Puzzles, Games, Brain Teasers, Free Games for Kids: Free Puzzles, Online Puzzles. 7 Ways to Collect Student Work in an #iPad Classroom #staar. Next week, I'll be facilitating a short one-hour workshop on a topic that is deceptively simple on a computer, but can be complex on an iPad--how to get student work off an iPad in a place where the teacher can get to it in ONE place.
This short blog entry tries to offer some solutions. Let me know what you think, ok? Many apps--here's a short list--will output to WebDav, video or image format that ends up in your Camera Roll. Others will go to YouTube, cloud storage, and allow email sharing. Which solution works best? For schools deploying iPads in carts, some options are outlined below: WebDav Server - This is the best option because you can show students how to put/get their content in a central location.
When considering HOW to get information off your iPad, you need to remember the following: Terms of Service for various solutions may prevent K-7 (ages 5-12) students from using online, or cloud, storage solution. This list below is no particular order of preference.
Visuals for Foreign Language Instruction 1 to 20 of 467 hits.
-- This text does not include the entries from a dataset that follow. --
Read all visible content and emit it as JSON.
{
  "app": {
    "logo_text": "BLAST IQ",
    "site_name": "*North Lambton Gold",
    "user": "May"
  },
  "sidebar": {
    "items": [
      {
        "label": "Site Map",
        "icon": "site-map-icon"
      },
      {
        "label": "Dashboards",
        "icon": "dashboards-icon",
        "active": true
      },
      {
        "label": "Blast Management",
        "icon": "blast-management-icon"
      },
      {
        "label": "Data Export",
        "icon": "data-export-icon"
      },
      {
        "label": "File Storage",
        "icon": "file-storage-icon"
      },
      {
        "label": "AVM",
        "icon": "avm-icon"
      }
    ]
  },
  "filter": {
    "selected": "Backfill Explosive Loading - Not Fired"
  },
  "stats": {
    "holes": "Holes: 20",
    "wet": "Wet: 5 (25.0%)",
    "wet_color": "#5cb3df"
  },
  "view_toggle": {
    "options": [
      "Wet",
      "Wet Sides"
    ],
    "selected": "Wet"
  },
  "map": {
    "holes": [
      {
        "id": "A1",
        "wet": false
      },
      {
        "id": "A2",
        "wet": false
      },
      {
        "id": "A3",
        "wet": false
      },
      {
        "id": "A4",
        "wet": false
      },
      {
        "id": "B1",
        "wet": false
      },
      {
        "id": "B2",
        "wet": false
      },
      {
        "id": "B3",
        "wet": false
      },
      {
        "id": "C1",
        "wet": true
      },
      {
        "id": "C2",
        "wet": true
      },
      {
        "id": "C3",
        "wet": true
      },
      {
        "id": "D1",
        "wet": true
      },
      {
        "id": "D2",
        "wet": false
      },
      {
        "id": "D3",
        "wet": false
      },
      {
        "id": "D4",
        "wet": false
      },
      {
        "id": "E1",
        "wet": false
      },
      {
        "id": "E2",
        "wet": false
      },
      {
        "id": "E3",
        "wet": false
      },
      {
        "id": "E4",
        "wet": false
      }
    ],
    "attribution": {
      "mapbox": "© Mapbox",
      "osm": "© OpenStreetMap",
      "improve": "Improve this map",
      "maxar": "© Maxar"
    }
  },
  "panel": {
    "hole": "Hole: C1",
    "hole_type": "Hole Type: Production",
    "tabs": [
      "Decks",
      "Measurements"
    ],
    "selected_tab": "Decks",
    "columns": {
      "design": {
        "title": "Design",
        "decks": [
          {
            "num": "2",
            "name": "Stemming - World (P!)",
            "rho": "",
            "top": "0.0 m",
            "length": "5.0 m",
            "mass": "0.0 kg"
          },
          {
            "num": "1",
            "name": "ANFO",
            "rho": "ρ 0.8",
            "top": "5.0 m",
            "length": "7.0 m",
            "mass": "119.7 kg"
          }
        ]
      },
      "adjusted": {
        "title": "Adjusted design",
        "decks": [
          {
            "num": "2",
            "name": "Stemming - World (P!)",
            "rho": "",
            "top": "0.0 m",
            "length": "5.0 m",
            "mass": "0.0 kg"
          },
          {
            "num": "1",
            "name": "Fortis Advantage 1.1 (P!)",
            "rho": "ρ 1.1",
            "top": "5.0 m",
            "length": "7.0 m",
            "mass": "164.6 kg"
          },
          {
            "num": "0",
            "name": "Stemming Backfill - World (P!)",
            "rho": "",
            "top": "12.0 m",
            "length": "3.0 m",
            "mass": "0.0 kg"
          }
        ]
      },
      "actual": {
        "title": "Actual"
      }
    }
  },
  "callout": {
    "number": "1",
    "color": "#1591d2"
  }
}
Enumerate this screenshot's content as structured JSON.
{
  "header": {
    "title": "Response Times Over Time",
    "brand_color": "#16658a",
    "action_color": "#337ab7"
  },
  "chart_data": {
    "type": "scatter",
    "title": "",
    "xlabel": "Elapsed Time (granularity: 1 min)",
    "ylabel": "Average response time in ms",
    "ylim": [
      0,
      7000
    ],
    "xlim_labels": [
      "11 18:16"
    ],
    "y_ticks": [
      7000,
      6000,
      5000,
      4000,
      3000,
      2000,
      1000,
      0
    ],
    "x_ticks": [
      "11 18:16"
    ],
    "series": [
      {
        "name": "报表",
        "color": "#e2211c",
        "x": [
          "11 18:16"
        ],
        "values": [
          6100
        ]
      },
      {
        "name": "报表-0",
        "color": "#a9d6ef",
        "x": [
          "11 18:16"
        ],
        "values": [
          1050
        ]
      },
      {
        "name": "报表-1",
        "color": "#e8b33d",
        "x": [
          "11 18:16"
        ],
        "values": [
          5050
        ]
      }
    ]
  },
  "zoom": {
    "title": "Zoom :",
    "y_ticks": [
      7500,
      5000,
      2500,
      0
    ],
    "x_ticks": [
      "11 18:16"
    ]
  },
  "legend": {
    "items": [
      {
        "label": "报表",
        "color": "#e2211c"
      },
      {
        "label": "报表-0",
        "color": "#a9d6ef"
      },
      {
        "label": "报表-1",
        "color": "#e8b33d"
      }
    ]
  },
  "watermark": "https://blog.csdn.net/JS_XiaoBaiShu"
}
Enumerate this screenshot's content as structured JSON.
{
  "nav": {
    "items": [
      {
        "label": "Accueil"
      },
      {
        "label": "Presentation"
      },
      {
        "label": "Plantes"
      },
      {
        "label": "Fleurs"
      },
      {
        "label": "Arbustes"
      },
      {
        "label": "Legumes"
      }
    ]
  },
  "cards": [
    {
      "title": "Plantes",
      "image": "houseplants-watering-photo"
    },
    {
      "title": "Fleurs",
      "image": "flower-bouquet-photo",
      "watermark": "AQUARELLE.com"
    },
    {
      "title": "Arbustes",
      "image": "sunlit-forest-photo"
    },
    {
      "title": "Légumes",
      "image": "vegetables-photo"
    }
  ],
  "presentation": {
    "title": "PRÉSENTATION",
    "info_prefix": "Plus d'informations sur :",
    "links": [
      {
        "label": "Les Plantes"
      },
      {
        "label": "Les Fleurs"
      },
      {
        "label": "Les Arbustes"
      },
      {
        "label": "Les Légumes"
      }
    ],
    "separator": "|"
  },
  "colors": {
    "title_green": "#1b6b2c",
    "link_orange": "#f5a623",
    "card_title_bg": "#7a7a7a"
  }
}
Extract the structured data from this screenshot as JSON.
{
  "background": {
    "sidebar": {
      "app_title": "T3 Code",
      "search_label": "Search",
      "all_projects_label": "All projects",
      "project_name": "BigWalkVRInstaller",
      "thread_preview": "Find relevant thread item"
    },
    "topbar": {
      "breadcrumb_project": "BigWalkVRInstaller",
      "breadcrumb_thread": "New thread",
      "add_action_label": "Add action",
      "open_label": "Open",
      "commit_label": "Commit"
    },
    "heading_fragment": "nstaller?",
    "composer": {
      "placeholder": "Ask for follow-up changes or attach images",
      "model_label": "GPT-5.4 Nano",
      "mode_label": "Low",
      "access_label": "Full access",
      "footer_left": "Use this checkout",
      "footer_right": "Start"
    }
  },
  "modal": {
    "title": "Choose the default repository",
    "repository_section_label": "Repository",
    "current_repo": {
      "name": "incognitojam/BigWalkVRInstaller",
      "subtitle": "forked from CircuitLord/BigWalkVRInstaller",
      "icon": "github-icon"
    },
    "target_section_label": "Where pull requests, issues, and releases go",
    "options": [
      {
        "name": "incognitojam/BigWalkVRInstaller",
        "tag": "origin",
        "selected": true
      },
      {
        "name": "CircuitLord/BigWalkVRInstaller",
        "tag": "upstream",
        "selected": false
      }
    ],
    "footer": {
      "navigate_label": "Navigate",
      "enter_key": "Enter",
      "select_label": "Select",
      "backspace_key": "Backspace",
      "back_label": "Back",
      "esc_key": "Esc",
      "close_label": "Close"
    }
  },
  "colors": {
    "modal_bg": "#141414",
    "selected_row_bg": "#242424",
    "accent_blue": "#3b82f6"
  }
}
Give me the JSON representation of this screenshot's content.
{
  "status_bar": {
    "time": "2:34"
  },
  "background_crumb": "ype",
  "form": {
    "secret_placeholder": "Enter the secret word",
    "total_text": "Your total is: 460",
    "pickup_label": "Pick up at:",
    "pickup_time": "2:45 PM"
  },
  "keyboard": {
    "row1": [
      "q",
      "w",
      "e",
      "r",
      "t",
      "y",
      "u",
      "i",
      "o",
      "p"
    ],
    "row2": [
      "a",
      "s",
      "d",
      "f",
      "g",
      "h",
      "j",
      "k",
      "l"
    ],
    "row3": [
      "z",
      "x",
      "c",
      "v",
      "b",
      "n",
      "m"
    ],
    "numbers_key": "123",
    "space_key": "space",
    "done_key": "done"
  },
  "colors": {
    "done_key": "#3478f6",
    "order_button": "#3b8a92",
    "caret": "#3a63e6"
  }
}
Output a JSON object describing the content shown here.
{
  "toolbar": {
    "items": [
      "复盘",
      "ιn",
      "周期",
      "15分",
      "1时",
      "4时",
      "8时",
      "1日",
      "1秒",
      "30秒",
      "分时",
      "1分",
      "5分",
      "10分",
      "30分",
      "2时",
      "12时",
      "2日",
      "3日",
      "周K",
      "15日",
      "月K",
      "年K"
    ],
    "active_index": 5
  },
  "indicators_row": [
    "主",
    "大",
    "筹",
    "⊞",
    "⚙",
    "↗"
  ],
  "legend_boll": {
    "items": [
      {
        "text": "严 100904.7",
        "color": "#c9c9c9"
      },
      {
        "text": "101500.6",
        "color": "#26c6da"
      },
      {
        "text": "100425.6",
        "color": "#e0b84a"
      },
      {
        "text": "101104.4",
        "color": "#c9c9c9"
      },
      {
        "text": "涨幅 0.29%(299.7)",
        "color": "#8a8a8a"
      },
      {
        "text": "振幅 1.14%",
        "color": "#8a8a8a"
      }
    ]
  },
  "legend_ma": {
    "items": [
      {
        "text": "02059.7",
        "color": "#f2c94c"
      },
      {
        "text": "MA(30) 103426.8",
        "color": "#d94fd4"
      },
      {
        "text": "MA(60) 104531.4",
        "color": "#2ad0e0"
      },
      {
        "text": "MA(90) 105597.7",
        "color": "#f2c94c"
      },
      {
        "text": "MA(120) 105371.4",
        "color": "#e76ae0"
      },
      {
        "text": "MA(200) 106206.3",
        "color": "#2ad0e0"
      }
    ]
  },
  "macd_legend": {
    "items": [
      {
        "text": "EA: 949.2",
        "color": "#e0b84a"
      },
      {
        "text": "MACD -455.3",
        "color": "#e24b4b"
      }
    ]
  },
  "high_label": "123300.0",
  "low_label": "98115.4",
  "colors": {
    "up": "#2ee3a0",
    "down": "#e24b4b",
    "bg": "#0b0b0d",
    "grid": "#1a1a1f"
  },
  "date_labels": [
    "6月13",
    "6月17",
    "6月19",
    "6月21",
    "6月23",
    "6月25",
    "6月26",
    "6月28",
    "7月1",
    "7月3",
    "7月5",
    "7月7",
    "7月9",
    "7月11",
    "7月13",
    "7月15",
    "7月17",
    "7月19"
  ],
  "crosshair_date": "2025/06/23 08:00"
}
More Spanish. I am working on a series of blog posts for the summer called Five for Friday.
Sorry this one is a little late. In addition to the digital ways that I assess oral work, I have several informal ways of checking my students’ speaking skills. I don’t want to stifle emerging communicative skills by taking off points for mistakes, so most of these checks are based on effort rather than accuracy. My grades are weighted, and these informal assessments will be listed under the “participation” category along with the formal assessments I talked about in the previous post.
Participation seating chart: My mentor shared this with me my first year of teaching, and I have been using it ever since (thanks Kim!). More than six ways of using technology in language teaching. This week, the discussion question over on the iTDi blog is I’ll be honest … I sort of expected that all of the posts (except for my own) would gush about the wonders of technology in teaching.
I know that’s a dreadful generalization, but almost all of this week’s authors are digital natives, and quite tech savvy. This generalization sounds worse and worse, doesn’t it, especially when I that the whole digital native and immigrant distinction is rarely worth the space used to describe it. But sometimes, in online networks, saying anything cautionary about using technology in teaching seens about as popular as saying anything favorable about coursebooks These posts were a treat, and a thorough demolishing of my silly generalizations.
It’s not that any of the teachers were against technology — they all use it to some extent — but they were all so balanced. Sometimes I talk about challenges of trying to use technology tools in classrooms without Internet access or computers.
9 Places to Find Creative Commons & Public Domain Images. When students create multimedia projects they might be tempted to simply do a Google Images search and use the first images they see.
But as educators we have a responsibility to teach students to respect copyright holders' rights. One of the ways that we can do that is to teach students to use Creative Commons and Public Domain images. Morgue File provides free photos with license to remix. The Morgue File photo collection contains thousands of images that anyone can use for free in academic or commercial presentations. The image collection can be searched by subject category, image size, color, or rating. Wylio is an image search engine designed to help bloggers and others quickly find, cite, and use Creative Commons licensed images. William Vann's EduPic Graphical Resource provides free photographs and drawings for teachers and students to use in their classrooms. ImageBase is a personal project of professional photographer David Niblack. Ten Tips for Engaging Underperforming Students. Guided by research, educators at Cochrane Collegiate have homed in on ten top teaching methods, and teachers receive weekly PD to help them implement the practices.
Watch the video. Teachers keep students on their toes by moving them to different parts of the room during lessons (left). Graphic organizers (right) are another technique used at Cochrane to help students learn new information. Credit: Zachary Fink. Flashcards. Flashcard Search. 100+ Funny Photos Taken At Unusual Angle [Humor] They say a picture is worth a thousand words, but sometimes this ain’t exactly right.
Distance overlapping, positions, and timing can sometimes create a brand new perspective of a photo. This weekend, we want to show you 100+ Funny Photos Taken At Unusual Angle, a compilation of photos taken at the exact right timing and angle, thus creating a humor side of the story; intentionally or unintentionally. (Image source: Matt Stuart) Full list after jump. Magazines, Books and Album Covers More album cover photos – I, II, III The Sunset When Angle Isn’t Exactly Right (Image source: Matt Stuart) Fan Art Creative Perspective.